REQUIREMENT — Output exactly the lines from the line with "Transcribe this image's" through the end of the records below. Include nothing else.

MATERIAL FOR THIS EXERCISE —
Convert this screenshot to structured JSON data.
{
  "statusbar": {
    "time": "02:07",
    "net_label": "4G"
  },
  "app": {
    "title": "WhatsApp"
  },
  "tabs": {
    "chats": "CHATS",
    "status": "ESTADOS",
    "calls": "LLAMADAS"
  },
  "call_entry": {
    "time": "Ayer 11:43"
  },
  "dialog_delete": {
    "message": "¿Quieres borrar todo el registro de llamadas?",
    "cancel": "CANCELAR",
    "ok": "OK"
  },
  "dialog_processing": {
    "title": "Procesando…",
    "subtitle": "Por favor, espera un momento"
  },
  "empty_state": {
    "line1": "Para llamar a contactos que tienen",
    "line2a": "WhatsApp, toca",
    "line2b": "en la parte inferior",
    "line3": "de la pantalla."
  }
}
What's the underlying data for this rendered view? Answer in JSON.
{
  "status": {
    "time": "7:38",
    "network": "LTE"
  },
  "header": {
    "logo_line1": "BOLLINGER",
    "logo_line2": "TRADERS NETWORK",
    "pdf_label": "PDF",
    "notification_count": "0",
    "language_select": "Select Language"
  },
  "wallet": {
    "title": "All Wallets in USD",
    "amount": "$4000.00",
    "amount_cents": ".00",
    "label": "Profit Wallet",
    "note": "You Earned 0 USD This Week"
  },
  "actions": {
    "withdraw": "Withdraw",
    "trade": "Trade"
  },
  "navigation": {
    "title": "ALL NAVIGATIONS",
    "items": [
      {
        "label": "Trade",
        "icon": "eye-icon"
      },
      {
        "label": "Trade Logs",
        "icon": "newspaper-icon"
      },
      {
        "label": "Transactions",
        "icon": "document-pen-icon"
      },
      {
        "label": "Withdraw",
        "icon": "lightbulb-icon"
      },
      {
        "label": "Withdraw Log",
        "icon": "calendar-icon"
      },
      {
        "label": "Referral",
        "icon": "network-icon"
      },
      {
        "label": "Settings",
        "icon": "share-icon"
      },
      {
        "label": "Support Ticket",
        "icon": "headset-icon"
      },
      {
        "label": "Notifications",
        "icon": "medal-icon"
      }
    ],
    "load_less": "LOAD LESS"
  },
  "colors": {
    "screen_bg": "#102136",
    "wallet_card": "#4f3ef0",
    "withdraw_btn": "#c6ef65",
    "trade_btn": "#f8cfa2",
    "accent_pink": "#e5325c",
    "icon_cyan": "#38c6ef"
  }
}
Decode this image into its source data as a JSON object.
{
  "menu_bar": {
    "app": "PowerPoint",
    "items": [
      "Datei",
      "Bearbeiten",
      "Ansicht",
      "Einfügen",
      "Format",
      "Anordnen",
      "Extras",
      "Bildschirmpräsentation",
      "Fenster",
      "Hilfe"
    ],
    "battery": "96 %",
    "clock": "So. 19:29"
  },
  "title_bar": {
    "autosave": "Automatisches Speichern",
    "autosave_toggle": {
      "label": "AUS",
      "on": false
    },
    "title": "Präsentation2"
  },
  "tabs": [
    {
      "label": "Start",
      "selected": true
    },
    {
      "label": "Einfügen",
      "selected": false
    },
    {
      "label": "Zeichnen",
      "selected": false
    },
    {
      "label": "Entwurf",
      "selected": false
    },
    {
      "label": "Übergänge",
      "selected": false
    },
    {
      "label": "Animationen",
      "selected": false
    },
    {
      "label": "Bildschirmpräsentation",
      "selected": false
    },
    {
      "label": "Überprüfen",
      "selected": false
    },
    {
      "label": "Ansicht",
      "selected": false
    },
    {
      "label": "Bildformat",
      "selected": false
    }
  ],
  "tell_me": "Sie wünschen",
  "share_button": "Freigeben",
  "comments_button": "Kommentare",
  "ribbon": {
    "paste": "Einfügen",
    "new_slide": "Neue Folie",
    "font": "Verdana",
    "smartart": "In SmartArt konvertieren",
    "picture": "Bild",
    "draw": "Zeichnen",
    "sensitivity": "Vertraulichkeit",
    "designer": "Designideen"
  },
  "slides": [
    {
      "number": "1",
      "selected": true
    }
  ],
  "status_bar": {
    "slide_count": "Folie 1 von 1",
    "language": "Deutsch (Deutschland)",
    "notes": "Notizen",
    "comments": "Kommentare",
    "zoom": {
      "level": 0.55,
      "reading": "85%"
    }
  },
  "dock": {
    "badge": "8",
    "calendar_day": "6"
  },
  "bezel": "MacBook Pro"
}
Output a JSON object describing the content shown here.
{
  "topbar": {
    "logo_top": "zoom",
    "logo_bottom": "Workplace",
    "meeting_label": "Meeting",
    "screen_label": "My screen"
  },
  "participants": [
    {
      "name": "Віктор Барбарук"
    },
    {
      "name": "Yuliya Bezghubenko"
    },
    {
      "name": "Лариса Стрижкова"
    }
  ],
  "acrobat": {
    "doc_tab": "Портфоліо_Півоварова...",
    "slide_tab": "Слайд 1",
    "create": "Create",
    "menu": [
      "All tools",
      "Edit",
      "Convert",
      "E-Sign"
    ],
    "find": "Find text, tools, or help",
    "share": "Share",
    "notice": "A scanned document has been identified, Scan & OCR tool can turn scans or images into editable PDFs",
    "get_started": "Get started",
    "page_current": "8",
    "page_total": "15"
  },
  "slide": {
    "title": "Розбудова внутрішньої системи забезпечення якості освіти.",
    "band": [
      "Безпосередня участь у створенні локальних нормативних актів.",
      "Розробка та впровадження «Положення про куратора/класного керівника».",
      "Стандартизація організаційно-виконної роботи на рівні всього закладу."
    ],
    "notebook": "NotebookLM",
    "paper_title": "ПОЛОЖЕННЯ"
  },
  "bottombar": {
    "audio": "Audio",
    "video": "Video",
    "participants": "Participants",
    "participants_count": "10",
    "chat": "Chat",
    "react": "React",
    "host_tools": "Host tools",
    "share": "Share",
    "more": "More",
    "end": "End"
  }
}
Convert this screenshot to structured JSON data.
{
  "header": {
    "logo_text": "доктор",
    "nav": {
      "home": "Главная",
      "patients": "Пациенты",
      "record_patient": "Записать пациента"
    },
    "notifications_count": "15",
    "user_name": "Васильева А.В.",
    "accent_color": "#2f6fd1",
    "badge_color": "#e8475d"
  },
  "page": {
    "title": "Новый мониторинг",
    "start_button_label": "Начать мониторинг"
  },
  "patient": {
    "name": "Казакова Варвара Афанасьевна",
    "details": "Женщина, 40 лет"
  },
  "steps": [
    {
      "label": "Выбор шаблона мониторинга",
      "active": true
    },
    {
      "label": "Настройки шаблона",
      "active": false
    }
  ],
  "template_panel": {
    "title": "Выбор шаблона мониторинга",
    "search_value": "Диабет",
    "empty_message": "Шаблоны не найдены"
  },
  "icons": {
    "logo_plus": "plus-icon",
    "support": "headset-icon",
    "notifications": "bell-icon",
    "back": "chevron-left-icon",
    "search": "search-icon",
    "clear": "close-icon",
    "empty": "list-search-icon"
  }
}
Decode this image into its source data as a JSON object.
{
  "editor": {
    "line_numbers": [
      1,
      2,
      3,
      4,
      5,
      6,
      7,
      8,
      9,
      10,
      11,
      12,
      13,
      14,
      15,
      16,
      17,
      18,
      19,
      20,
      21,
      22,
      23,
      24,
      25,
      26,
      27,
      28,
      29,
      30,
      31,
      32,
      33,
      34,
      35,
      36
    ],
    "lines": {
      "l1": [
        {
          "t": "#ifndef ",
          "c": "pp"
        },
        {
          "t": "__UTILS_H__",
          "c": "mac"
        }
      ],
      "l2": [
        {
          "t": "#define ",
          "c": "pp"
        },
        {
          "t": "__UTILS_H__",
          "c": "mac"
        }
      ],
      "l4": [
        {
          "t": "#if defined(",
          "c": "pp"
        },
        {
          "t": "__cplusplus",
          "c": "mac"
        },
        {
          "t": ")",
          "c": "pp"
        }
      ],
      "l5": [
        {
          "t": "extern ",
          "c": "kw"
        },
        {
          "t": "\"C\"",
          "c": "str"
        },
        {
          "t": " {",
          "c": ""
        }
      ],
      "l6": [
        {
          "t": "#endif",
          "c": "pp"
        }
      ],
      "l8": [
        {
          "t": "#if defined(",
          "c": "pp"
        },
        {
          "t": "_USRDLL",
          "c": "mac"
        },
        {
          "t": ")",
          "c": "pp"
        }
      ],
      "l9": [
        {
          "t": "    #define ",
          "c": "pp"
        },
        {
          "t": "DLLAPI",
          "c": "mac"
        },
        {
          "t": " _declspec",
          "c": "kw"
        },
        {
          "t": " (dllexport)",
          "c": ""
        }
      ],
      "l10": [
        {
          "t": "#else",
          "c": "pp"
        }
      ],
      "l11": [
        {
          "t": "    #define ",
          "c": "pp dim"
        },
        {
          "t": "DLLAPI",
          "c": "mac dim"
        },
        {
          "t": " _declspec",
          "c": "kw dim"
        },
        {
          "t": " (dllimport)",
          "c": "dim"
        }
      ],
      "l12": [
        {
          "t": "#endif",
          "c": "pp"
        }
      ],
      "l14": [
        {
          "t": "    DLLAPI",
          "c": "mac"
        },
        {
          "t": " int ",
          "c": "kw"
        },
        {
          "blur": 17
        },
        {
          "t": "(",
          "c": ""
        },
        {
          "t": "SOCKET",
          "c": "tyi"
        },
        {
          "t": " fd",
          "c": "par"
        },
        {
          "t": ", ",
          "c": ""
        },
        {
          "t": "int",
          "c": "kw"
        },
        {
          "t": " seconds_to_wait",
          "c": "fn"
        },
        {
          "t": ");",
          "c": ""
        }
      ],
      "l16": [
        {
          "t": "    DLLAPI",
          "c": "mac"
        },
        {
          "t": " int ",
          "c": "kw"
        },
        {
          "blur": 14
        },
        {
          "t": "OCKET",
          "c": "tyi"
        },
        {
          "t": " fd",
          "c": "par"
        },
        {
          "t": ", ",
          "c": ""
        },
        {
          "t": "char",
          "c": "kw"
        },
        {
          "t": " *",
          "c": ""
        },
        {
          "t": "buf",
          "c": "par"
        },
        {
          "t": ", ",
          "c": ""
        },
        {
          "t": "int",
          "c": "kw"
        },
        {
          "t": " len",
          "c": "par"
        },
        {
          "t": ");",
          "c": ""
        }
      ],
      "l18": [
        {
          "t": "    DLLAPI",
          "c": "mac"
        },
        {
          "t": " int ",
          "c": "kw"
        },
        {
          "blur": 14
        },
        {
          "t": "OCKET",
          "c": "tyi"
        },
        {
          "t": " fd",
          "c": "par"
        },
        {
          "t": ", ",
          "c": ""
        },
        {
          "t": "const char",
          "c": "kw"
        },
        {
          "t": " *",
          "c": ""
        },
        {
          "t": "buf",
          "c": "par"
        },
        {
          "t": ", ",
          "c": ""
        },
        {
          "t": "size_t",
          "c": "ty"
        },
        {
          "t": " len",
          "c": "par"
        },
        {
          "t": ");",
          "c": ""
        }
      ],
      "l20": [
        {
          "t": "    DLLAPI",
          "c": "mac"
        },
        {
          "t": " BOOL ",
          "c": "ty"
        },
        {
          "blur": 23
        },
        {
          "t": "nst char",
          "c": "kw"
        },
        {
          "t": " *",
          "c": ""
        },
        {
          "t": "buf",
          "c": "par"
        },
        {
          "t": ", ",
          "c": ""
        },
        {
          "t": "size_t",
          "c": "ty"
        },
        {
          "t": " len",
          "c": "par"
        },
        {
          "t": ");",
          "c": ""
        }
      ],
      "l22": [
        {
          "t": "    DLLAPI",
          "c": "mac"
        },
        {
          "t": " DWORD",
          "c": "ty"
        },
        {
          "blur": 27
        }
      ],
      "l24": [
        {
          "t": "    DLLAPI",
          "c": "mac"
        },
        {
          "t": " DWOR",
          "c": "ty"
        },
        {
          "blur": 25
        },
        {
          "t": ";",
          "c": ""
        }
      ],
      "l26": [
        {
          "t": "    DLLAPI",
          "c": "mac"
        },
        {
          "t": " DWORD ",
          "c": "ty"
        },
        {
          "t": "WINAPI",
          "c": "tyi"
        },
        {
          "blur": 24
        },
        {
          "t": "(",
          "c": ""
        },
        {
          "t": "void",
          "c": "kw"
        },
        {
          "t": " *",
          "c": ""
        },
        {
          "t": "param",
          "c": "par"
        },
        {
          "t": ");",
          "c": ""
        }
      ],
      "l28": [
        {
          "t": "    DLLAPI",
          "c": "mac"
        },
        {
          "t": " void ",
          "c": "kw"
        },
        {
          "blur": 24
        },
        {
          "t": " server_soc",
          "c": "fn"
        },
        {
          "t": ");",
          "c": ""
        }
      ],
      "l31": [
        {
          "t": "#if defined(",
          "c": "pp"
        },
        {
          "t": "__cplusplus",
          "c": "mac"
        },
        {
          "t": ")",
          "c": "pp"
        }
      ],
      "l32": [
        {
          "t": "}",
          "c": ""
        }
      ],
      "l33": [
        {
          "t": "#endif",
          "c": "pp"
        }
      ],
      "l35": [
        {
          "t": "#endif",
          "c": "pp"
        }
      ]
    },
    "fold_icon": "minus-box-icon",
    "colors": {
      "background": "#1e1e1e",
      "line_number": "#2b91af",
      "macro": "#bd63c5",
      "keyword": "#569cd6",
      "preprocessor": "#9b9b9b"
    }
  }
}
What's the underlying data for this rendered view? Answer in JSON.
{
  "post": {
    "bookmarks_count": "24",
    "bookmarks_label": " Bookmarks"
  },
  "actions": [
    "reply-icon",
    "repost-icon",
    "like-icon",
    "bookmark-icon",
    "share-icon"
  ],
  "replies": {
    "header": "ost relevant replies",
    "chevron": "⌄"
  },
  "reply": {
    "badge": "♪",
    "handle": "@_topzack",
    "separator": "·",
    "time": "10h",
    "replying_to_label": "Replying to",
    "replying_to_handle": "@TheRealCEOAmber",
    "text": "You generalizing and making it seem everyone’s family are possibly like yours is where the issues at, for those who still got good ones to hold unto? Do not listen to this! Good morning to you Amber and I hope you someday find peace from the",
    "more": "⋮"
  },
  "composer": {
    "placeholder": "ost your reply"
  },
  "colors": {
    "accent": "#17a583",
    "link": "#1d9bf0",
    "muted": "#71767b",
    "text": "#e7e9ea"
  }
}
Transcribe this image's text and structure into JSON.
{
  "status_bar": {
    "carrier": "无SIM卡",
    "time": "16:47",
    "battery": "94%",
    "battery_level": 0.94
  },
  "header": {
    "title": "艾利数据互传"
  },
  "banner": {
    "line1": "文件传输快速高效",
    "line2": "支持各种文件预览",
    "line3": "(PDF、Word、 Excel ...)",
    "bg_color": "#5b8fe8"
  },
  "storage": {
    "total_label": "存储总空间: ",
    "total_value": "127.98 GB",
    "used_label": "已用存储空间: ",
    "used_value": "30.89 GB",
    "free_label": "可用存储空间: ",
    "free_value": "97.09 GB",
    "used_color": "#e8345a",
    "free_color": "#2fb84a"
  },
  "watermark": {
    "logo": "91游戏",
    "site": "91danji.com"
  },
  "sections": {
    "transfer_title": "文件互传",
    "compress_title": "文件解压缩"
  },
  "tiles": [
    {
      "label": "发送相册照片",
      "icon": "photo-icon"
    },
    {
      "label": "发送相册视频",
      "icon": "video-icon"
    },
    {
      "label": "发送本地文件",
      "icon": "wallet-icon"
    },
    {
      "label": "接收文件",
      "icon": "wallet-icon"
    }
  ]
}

OUTPUT OF THE TASK —
Transcribe this image's text and structure into JSON.
{
  "status_bar": {
    "carrier": "无SIM卡",
    "time": "16:47",
    "battery": "94%",
    "battery_level": 0.94
  },
  "header": {
    "title": "艾利数据互传"
  },
  "banner": {
    "line1": "文件传输快速高效",
    "line2": "支持各种文件预览",
    "line3": "(PDF、Word、 Excel ...)",
    "bg_color": "#5b8fe8"
  },
  "storage": {
    "total_label": "存储总空间: ",
    "total_value": "127.98 GB",
    "used_label": "已用存储空间: ",
    "used_value": "30.89 GB",
    "free_label": "可用存储空间: ",
    "free_value": "97.09 GB",
    "used_color": "#e8345a",
    "free_color": "#2fb84a"
  },
  "watermark": {
    "logo": "91游戏",
    "site": "91danji.com"
  },
  "sections": {
    "transfer_title": "文件互传",
    "compress_title": "文件解压缩"
  },
  "tiles": [
    {
      "label": "发送相册照片",
      "icon": "photo-icon"
    },
    {
      "label": "发送相册视频",
      "icon": "video-icon"
    },
    {
      "label": "发送本地文件",
      "icon": "wallet-icon"
    },
    {
      "label": "接收文件",
      "icon": "wallet-icon"
    }
  ]
}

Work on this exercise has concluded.